“While clean-up and reconstruction efforts will provide a positive contribution to GDP growth in the coming years, the disruption to capital projects and oil production will outweigh those effects in 2016,” notes the fiscal update.
“The estimated net impact on real GDP growth in 2016 is a reduction of 0.6 percentage points.”
The ministry reports, however, that the provincial economy is expected to begin recovering in 2017, following a two-year recession.
“Real GDP is forecast to grow by 2.4% in 2017, supported by wildfire reconstruction, a rebound in oil production, additional investments in public-sector infrastructure, and a modest improvement in oil prices,” the ministry adds.
“In addition to displacing roughly 2% of Alberta’s population, the fire destroyed 2,302 individual residential units, contained in 1,599 structures. The remaining destroyed units were primarily in Anzak, Draper and Saprae Creek, communities southeast of the city,” the fiscal update reports.

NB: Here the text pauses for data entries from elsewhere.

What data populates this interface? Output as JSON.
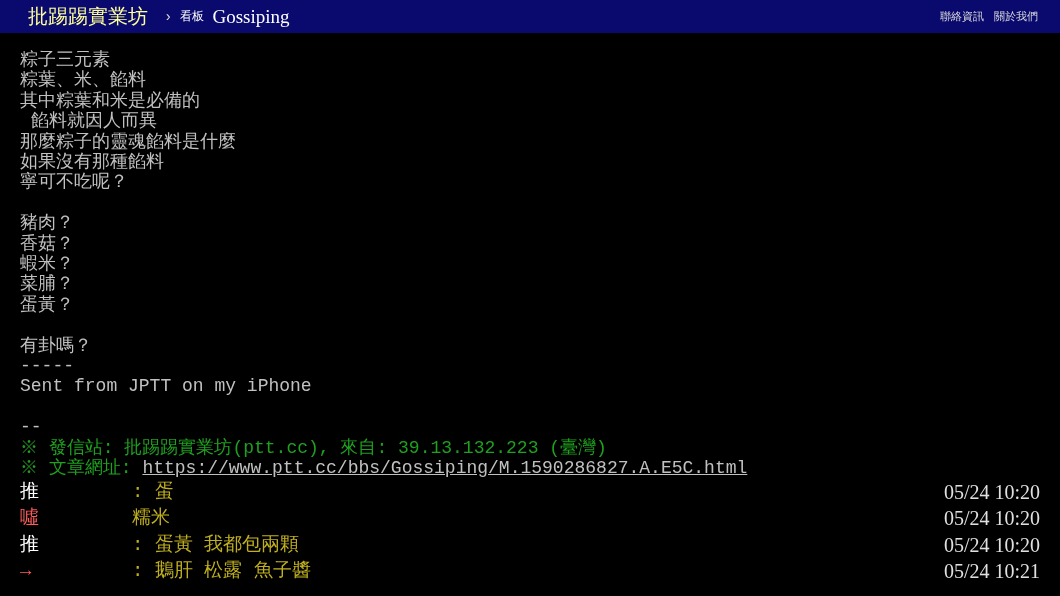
{
  "header": {
    "site": "批踢踢實業坊",
    "separator": "›",
    "board_label": "看板",
    "board": "Gossiping",
    "links": [
      "聯絡資訊",
      "關於我們"
    ]
  },
  "body": [
    [
      "粽子三元素",
      "粽葉、米、餡料",
      "其中粽葉和米是必備的",
      " 餡料就因人而異",
      "那麼粽子的靈魂餡料是什麼",
      "如果沒有那種餡料",
      "寧可不吃呢？"
    ],
    [
      "豬肉？",
      "香菇？",
      "蝦米？",
      "菜脯？",
      "蛋黃？"
    ],
    [
      "有卦嗎？",
      "-----",
      "Sent from JPTT on my iPhone"
    ]
  ],
  "signature": {
    "divider": "--",
    "origin": "※ 發信站: 批踢踢實業坊(ptt.cc), 來自: 39.13.132.223 (臺灣)",
    "url_label": "※ 文章網址: ",
    "url": "https://www.ptt.cc/bbs/Gossiping/M.1590286827.A.E5C.html"
  },
  "comments": [
    {
      "kind": "push",
      "tag": "推",
      "content": ": 蛋",
      "time": "05/24 10:20"
    },
    {
      "kind": "boo",
      "tag": "噓",
      "content": "糯米",
      "time": "05/24 10:20"
    },
    {
      "kind": "push",
      "tag": "推",
      "content": ": 蛋黃 我都包兩顆",
      "time": "05/24 10:20"
    },
    {
      "kind": "arrow",
      "tag": "→",
      "content": ": 鵝肝 松露 魚子醬",
      "time": "05/24 10:21"
    }
  ]
}
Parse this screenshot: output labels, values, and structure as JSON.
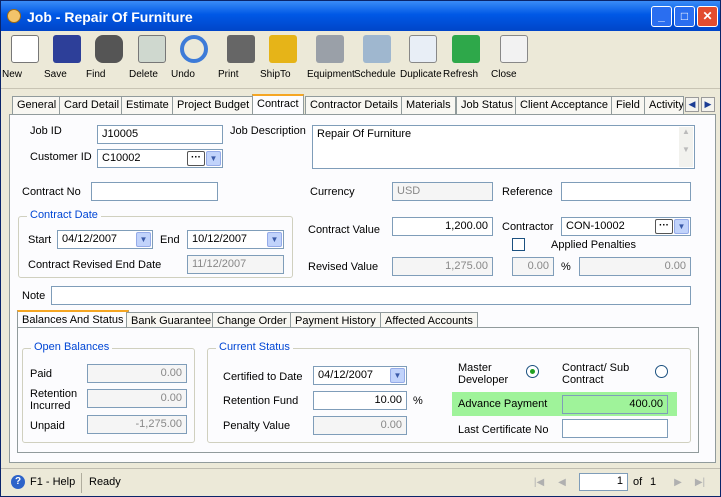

There were 15 commercial properties destroyed, as well as hundreds of residential and commercial properties damaged, the update reads.
“Even considering the significant slack in the labour market that the construction industry can tap into, residential reconstruction efforts will likely extend beyond 2018,” the fiscal update notes. “Over the entire reconstruction phase, over $1 billion is expected to be spend on residential rebuilding.”
Beyond reconstruction of destroyed and damaged structures, it continues, “investment in infrastructure to mitigate future risks is expected, but will also take years to complete.”
The fiscal update notes 2016-2017 Capital Plan spending is forecast to be $8.7 billion, an increase of $245 million from Budget 2016.
“This comprises primarily $101 million in 2015-2016 projects carried over to the current year, mostly related to 2013 Alberta flood assistance, $100 million in federal infrastructure program funding for public transit, water/wastewater and social housing projects, $68 million in additional SUCH sector (school boards, universities, colleges and health entities) projects, and a net $24 million reduction due mainly to re-profiling of projects in future years,” it states.
“The bottom line is this in this Q1 update: The oil price collapse continues to reverberate through our economy,” Ceci told reporters. “The Wood Buffalo wildfire has added considerably to the economic impact, reducing revenue and royalties to government.”